Accidents are happening all around us and sometimes, we are the unfortunate victims of them. But the truth is, many accidents can be prevented if we just take precaution and implement tactics that are geared toward reducing the chances of them occurring. One common type of accident that we need to become more aware, especially now that we are on the brink of summer, are those involving children and vehicles. Since 1998, approximately 751 children died from heat stroke who were left unattended inside a vehicle. Although the statistics stem back from years ago, the fact is, even one life taken from this type of incident is one too many.
More recent statistics, however, have revealed that nearly 37 children die each year from car-related heatstroke [Source: http://noheatstroke.org. Last July, a seven-month-old died in Phoenix after his grandparents left him in the car in 101° weather [Source: Azcentral]. And just a day later, a one-year-old boy lost his life in 103° weather.
Currently, Mississippi ranks third in the U.S. as one of the top states for vehicular heatstroke deaths.
After hearing about this devastating epidemic that has been taking the lives of innocent children, Erin J. O’Connor, who happens to be a father himself, decided that something needed to be done to stop this. He went on to create an app called Backseat, and it can be downloaded from the App Store onto any smartphone. The app is geared toward preventing a parent or other adult from leaving a child in a hot vehicle.
Here’s how it works:
- When the app is downloaded onto a user’s cell phone, it senses when the car is traveling more than 20mph and sends an alert to confirm whether children are in the car. If kids are present and the driver confirms this, Backseat will then send another reminder once the car stops.
- In the event you ignore the reminder, the app will send half a dozen text messages and emails after six minutes. The alerts will then escalate into a much louder blaring alert with flashing lights regardless of whether your phone is set to vibrate mode.
- If you fail to respond to the reminder, three contacts you designate during the time you setup the app will be notified. Backseat will send your GPS location, make, model, and license plate of the vehicle you registered to these contacts.
Aside from the fact that app is expected to help save lives and prevent a parent or driver from leaving a child inside of a hot car, it is free and accessible to everyone, says Azcentral. O’Connor told the source that “if you use the app it is next to impossible to lose a child. I have built in three safety nets.” He went on to tell the source that he “exhaustively tried to think of every single thing that would cause a parent or caretaker not to use the app” and found that “there are zero excuses.”
So far this year, seven children, majority who were under the age of two, have died from vehicular heatstroke nationwide. And while most parents, caretakers, or anyone else responsible for transporting a child believes they would never leave their kid in the car, O’Connor says that’s what the parents of the 751 kids thought too before they had to bury their child.
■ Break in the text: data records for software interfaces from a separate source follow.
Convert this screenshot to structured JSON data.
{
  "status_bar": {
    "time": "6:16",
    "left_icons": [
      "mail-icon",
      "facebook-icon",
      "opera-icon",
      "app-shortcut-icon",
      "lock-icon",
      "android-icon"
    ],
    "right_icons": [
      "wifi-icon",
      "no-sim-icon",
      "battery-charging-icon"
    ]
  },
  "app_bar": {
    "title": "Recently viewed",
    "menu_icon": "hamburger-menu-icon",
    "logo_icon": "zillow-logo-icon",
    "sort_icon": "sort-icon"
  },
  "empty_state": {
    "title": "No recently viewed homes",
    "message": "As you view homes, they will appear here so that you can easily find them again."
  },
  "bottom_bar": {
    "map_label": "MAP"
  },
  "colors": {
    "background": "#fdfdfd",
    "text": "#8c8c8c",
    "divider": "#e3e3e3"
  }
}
So, if you have a child you are responsible for driving around, have a babysitter who drives with your child, or you are someone who is required to transport children, you may want to consider downloading this app as an added precaution despite the fact that you believe you would never leave a child in a vehicle.
Now, if you have lost a child to an accident that was brought on by someone else’s negligence or carelessness, contact Jackson, MS personal injury lawyer William E. Ballard. Whether you are wanting to obtain justice for the incident or wish to learn more about your legal rights, Ballard Law, PLLC is prepared to assist you with your matter.
You can reach Ballard Law, PLLC. at:
108 S. President Street
Jackson, MS 39201